One of the obstacles to accountability in politics is the adamant refusal of some pundits and academics to admit that politics has something to do with policy, and policy has consequences.
The increasing concern with income inequality has combined with the recognition that Democrats and Republicans are on opposite sides of a whole variety of issues that touch on income growth and stability. Duh.
But, progress in accepting reality runs up against strong prejudice in the form of what Andrew Gelman calls: "the general sense that presidents don't have much control over the economy"

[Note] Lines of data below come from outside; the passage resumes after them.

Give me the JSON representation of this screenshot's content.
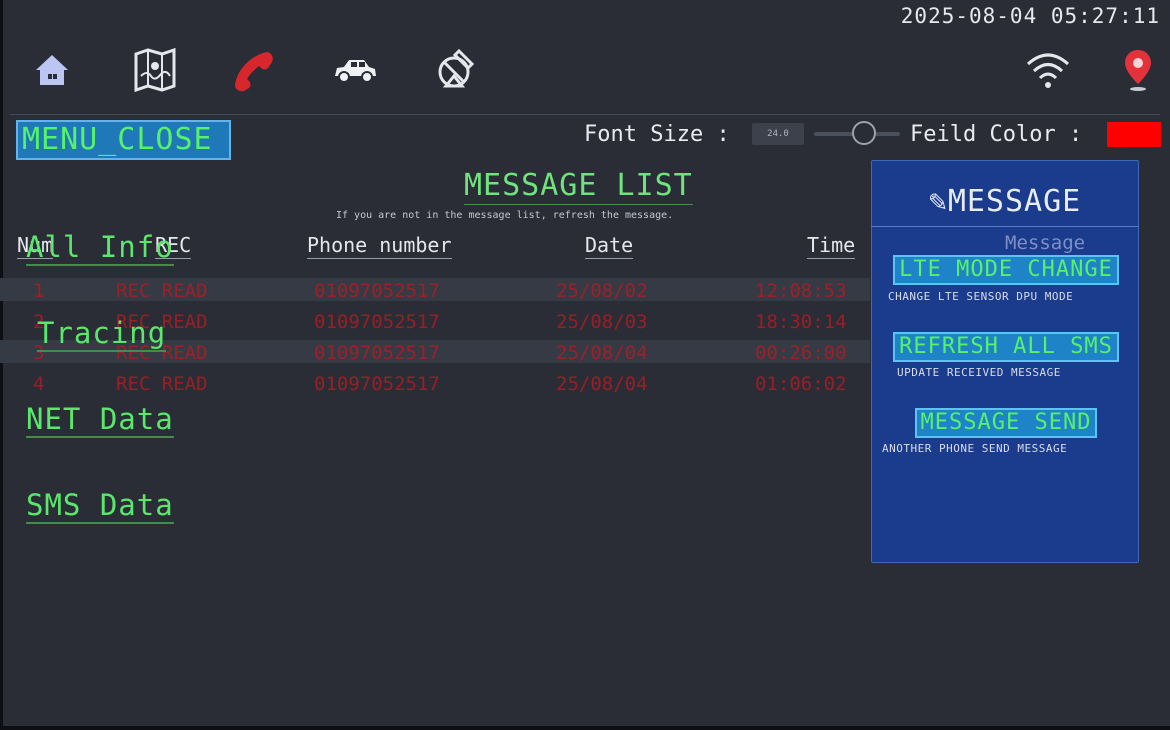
{
  "clock": "2025-08-04 05:27:11",
  "nav_icons": [
    "home-icon",
    "map-icon",
    "phone-icon",
    "car-icon",
    "satellite-icon"
  ],
  "status_icons": [
    "wifi-icon",
    "location-pin-icon"
  ],
  "menu_close_label": "MENU_CLOSE",
  "font_size": {
    "label": "Font Size :",
    "value": "24.0"
  },
  "field_color": {
    "label": "Feild Color :",
    "value": "#ff0000"
  },
  "message_list": {
    "title": "MESSAGE LIST",
    "subtitle": "If you are not in the message list, refresh the message.",
    "headers": {
      "num": "Num",
      "rec": "REC",
      "phone": "Phone number",
      "date": "Date",
      "time": "Time"
    },
    "rows": [
      {
        "num": "1",
        "rec": "REC READ",
        "phone": "01097052517",
        "date": "25/08/02",
        "time": "12:08:53"
      },
      {
        "num": "2",
        "rec": "REC READ",
        "phone": "01097052517",
        "date": "25/08/03",
        "time": "18:30:14"
      },
      {
        "num": "3",
        "rec": "REC READ",
        "phone": "01097052517",
        "date": "25/08/04",
        "time": "00:26:00"
      },
      {
        "num": "4",
        "rec": "REC READ",
        "phone": "01097052517",
        "date": "25/08/04",
        "time": "01:06:02"
      }
    ]
  },
  "side_menu": [
    "All Info",
    "Tracing",
    "NET Data",
    "SMS Data"
  ],
  "panel": {
    "title": "MESSAGE",
    "faint_label": "Message",
    "buttons": [
      {
        "label": "LTE MODE CHANGE",
        "desc": "CHANGE LTE SENSOR DPU MODE"
      },
      {
        "label": "REFRESH ALL SMS",
        "desc": "UPDATE RECEIVED MESSAGE"
      },
      {
        "label": "MESSAGE SEND",
        "desc": "ANOTHER PHONE SEND MESSAGE"
      }
    ]
  },
  "colors": {
    "background": "#2a2d36",
    "accent_green": "#55f26a",
    "row_text_red": "#b51b21",
    "panel_blue": "#1b3b8c"
  }
}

\Gelman reflects on his own attitudes: "in 2006, I wrote, 'since 2000, we've returned to the general attitude that both parties have essential competence but have different goals. . . . we're used to thinking of presidents as fairly powerless surfers on the global economy, able to tinker with tax rates but not much more. . .' Things sure have changed in 2 1/2 years!"